Sunday, September 13, 2015

Vatican's tragic PR policy

Fr. Dwight Longenecker, "Gay Bishop Gene Robinson to Meet Pope Francis?" (Patheos, September 11, 2015), says that an AP story reported in CRUX reports that President Obama has invited a whole range of religious leaders to the White House to meet Pope Francis, including the Episcopal Church’s first homosexual bishop–Gene Robinson. Longenecker quotes the AP story as follows:
Also in the audience will be Episcopal Bishop Gene Robinson, the first openly gay Anglican bishop who’s now a senior fellow at the Center for American Progress, a think-tank with ties to the Democratic Party, and Sister Simone Campbell, executive director of the Catholic social justice lobby NETWORK, and a leader of the “Nuns on the Bus” advocacy tours.
As the reader who contacted me about this says: "Of course, this would be insulting on the part of The White House; but it is not, since The Vatican could change the situation. The fact it will not reflects the Pope's tragic PR philosophy. If it all has to be explained, there is no use explaining it. The Church's woes are entirely deserved."


Chris Garton-Zavesky said...

The headline I want to read (somewhere other than the Onion or the Eye of the Tiber:

Pope Hears Confessions in Lincoln Bedroom

John L said...

This isn't PR, it is part of a policy to normalize homosexualiy.

JM said...

Rod Dreher writes...

This is remarkable:

Margie Winters and her wife, Andrea Vettori, have been hoping for months to speak with Pope Francis during his visit to America.

On Wednesday, the couple will take a big step forward toward that goal in a high-profile venue.

Winters, who was fired from Waldron Mercy Academy in Merion Station [a suburban Philadelphia Catholic school] in late June after two parents of students complained about her same-sex marriage, has been invited with Vettori to the White House for Wednesday’s arrival ceremony for the Bishop of Rome and leader of their faith.

Said the Philadelphia Catholic reader, a pro-life Catholic Democrat who sent this item: “Why doesn’t he just come out and say, ‘[deleted] you, Archbishop Chaput’?”

Philadelphia Archbishop Charles J. Chaput praised the school for dismissing Winters, but said he did not orchestrate her firing.

(In talking to legal experts about the next battles in the religious liberty war, they have told me that churches running religious schools and institutions are going to have to start drawing strong lines and enforcing them now, or they are going to lose future court battles.)

The Washington Post editorial board the other day noticed that Obama is inviting high-profile Catholic dissenters and fellow travelers to the papal reception, but not applying the same standard to other heads of state coming to the White House:

No doubt there’s often a fine balance between hospitality and principle when foreign visitors come to town. The administration doesn’t want to give offense, but it also doesn’t want to give in to what it may see as prejudices that it doesn’t share.

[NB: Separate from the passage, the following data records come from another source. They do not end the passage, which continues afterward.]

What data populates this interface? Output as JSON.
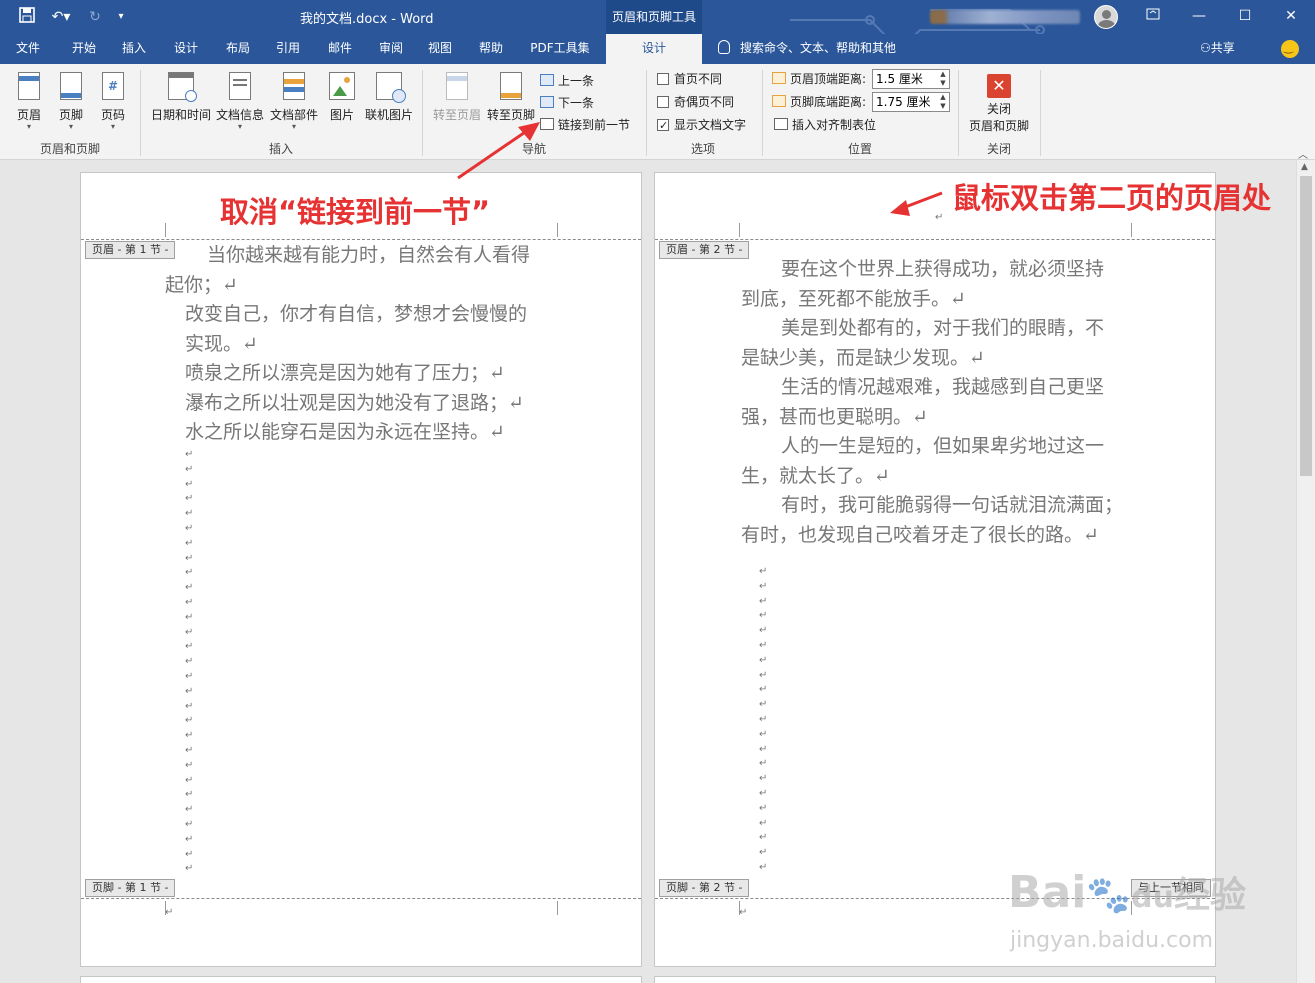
{
  "titlebar": {
    "title": "我的文档.docx  -  Word",
    "tool_tab": "页眉和页脚工具",
    "save_icon": "save-icon",
    "undo_icon": "undo-icon",
    "redo_icon": "redo-icon",
    "customize_icon": "customize-qat-icon",
    "ribbon_display_icon": "ribbon-display-icon",
    "minimize": "—",
    "maximize": "☐",
    "close": "✕"
  },
  "tabs": [
    {
      "label": "文件"
    },
    {
      "label": "开始"
    },
    {
      "label": "插入"
    },
    {
      "label": "设计"
    },
    {
      "label": "布局"
    },
    {
      "label": "引用"
    },
    {
      "label": "邮件"
    },
    {
      "label": "审阅"
    },
    {
      "label": "视图"
    },
    {
      "label": "帮助"
    },
    {
      "label": "PDF工具集"
    },
    {
      "label": "设计",
      "active": true
    }
  ],
  "search": {
    "label": "搜索命令、文本、帮助和其他",
    "icon": "lightbulb-icon"
  },
  "share": {
    "label": "共享",
    "icon": "person-icon"
  },
  "ribbon": {
    "groups": {
      "header_footer": {
        "label": "页眉和页脚",
        "buttons": [
          {
            "label": "页眉"
          },
          {
            "label": "页脚"
          },
          {
            "label": "页码"
          }
        ]
      },
      "insert": {
        "label": "插入",
        "buttons": [
          {
            "label": "日期和时间"
          },
          {
            "label": "文档信息"
          },
          {
            "label": "文档部件"
          },
          {
            "label": "图片"
          },
          {
            "label": "联机图片"
          }
        ]
      },
      "navigation": {
        "label": "导航",
        "goto_header": "转至页眉",
        "goto_footer": "转至页脚",
        "previous": "上一条",
        "next": "下一条",
        "link_previous": "链接到前一节"
      },
      "options": {
        "label": "选项",
        "first_page": "首页不同",
        "odd_even": "奇偶页不同",
        "show_text": "显示文档文字",
        "first_page_checked": false,
        "odd_even_checked": false,
        "show_text_checked": true
      },
      "position": {
        "label": "位置",
        "header_top_label": "页眉顶端距离:",
        "header_top_value": "1.5 厘米",
        "footer_bottom_label": "页脚底端距离:",
        "footer_bottom_value": "1.75 厘米",
        "insert_tab": "插入对齐制表位"
      },
      "close": {
        "label": "关闭",
        "button_line1": "关闭",
        "button_line2": "页眉和页脚",
        "icon": "close-x-icon"
      }
    }
  },
  "page1": {
    "header_tag": "页眉 - 第 1 节 -",
    "footer_tag": "页脚 - 第 1 节 -",
    "lines": [
      "当你越来越有能力时，自然会有人看得",
      "起你；↵",
      "改变自己，你才有自信，梦想才会慢慢的",
      "实现。↵",
      "喷泉之所以漂亮是因为她有了压力；↵",
      "瀑布之所以壮观是因为她没有了退路；↵",
      "水之所以能穿石是因为永远在坚持。↵"
    ],
    "empty_marks": "↵",
    "footer_mark": "↵"
  },
  "page2": {
    "header_tag": "页眉 - 第 2 节 -",
    "footer_tag": "页脚 - 第 2 节 -",
    "footer_same_tag": "与上一节相同",
    "header_mark": "↵",
    "lines": [
      "要在这个世界上获得成功，就必须坚持",
      "到底，至死都不能放手。↵",
      "美是到处都有的，对于我们的眼睛，不",
      "是缺少美，而是缺少发现。↵",
      "生活的情况越艰难，我越感到自己更坚",
      "强，甚而也更聪明。↵",
      "人的一生是短的，但如果卑劣地过这一",
      "生，就太长了。↵",
      "有时，我可能脆弱得一句话就泪流满面；",
      "有时，也发现自己咬着牙走了很长的路。↵"
    ],
    "empty_marks": "↵",
    "footer_mark": "↵"
  },
  "annotations": {
    "left": "取消“链接到前一节”",
    "right": "鼠标双击第二页的页眉处",
    "color": "#e63232"
  },
  "watermark": {
    "brand": "Bai",
    "brand_cn": "经验",
    "du": "du",
    "url": "jingyan.baidu.com"
  },
  "colors": {
    "accent": "#2b579a",
    "annotation": "#e63232"
  }
}
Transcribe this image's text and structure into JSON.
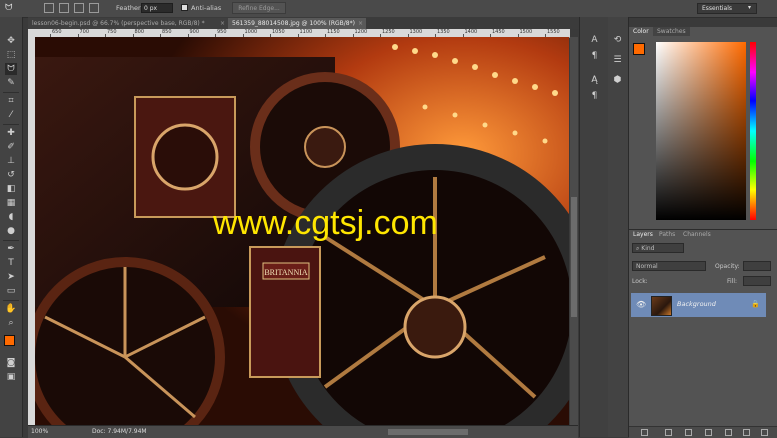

What struck us as we read about this small controversy is the contrast between the administration’s apparent decision to risk a bit of rudeness in the case of the pope and its overwhelming deference to foreign dictators when similar issues arise. When Secretary of State John F. Kerry traveled to Havana to reopen the U.S. Embassy recently, he painstakingly excluded from the guest list any democrat, dissident or member of civil society who might offend the Castro brothers.

And when Chinese President Xi Jinping comes to the White House next week, shortly after the pope leaves town, it’s a safe bet that he won’t have to risk being photographed with anyone of whom he disapproves.

The Wall Street Journal reports that the Vatican is worried that the White House is inviting high-profile LGBT guests to this occasion to pit the Pope against the Church’s own teachings in the public eye:

According to a senior Vatican official, the Holy See worries that any photos of the pope with these guests at the White House welcoming ceremony next Wednesday could be interpreted as an endorsement of their activities.

The tension exemplifies concerns among conservative Catholics, including many bishops, that the White House will use the pope’s visit to play down its differences with church leaders on such contentious issues as same-sex marriage and the contraception mandate in the health care law.

Who, exactly, is waging culture war on whom here?